My reasonable journeys into the car repair world and little time spent with spanner size 10, there is often mention of referring to the service or repair manual. When it comes to replacement of something legitimately uncomplicated, undemanding and perhaps simple like an air filter or an oil filter change, the process is more or less universal.
A service or repair manual is probably a good idea when it comes time to tackle a more obscure task like aligning and fine tuning the electronic throttle control system on newer cars to that sweet idle.
These repair manuals go as far as telling you the procedure to confirm failure of an electronic component with use of a millimetre. While there is certainly a large part of the ordinary mechanic crew who will generally make an attempt at fixing anything and everything no matter what the procedure, car specific instructions can be a good thing when it comes to things like non service parts.
There are more or less two kinds of books when it comes to car repair.

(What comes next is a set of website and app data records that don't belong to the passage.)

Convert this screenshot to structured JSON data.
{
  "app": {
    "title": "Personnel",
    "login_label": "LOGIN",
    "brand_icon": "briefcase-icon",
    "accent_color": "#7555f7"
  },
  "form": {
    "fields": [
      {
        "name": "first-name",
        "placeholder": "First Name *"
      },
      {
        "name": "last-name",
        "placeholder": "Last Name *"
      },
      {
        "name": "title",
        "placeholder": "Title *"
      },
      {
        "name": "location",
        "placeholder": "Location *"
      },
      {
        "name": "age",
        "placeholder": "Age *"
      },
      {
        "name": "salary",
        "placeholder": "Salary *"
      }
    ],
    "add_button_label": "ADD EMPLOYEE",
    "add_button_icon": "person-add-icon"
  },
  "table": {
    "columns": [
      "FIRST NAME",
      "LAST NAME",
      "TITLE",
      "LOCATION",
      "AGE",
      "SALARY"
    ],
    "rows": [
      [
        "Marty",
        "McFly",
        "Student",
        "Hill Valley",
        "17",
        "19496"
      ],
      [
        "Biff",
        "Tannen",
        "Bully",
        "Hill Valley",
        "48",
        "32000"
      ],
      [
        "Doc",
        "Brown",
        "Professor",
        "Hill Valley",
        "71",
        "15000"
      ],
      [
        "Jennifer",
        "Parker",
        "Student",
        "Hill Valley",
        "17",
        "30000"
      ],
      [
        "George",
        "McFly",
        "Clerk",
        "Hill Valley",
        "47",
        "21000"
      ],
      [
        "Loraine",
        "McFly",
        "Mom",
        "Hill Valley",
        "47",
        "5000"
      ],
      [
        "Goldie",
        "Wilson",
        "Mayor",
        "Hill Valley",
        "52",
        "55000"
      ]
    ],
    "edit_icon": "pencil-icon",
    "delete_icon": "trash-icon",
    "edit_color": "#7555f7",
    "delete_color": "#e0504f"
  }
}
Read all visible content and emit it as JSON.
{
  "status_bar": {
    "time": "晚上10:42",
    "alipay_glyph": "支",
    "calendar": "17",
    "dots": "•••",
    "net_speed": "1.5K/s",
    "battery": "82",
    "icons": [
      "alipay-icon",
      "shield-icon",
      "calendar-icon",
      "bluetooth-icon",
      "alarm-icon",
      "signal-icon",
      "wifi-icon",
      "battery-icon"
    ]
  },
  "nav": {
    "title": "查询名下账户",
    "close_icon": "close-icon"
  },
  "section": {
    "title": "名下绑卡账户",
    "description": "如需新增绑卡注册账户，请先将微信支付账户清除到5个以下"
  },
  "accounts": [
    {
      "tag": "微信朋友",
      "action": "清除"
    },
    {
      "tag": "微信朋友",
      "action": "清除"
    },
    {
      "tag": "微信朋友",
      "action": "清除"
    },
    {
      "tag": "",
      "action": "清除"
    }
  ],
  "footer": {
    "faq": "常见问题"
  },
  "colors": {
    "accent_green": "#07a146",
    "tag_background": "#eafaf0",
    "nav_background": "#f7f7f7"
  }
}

The first and most expensive are the factory service manuals. These are the same books used at the dealership to help fix naughty electrical components and vacuum leaks. Next in line is another kind of service manual.
Some Chinese and more legit companies like Haynes and Chiltons use factory service manuals along with cameras and writers to dismantle then reassemble cars to produce their own repair books. These are usually geared more toward the occasional mechanic. The other book which is not really a service manual but more a user manual is one you usually find in the glove compartment.
Networking with others
One of the best ways to gather information about a particular make and model of car is to join a community that already exists specifically online.
If you are the proud owner of something worthy of having its own message board then chances are good that someone truly dedicated (or similarly afflicted) has spent the time to either scan in the pages of the service manual, or host a digital version for members.
Another great feature of Internet forums devoted to a particular machine is that someone has likely had the same mechanical problem before and outlined a way to fix it.
The biggest problem for Ugandans is that many cars are Japanese domestic models (JDM) thus there is no discernible forum you would join with simple Googling or the one you will find shall be in Japanese. Fortunately, some JDM cars have European cousins like the way Harrier is the with Lexus RX, Aristo is with the Lexus GS, Altezza is with the Lexus IS, Kluger is with the Toyota Highlander etc.
A quick scan of the eBay shall reveal literally hundreds of car service and repair manuals. Some of these are of the factory service variety. Others, are of the China, Haynes or Chiltons kind. You shall also run into CD-ROM style deals floating around. While the average driver might not need a service manual, the enthusiast surely does.
SOURCE: Daily Monitor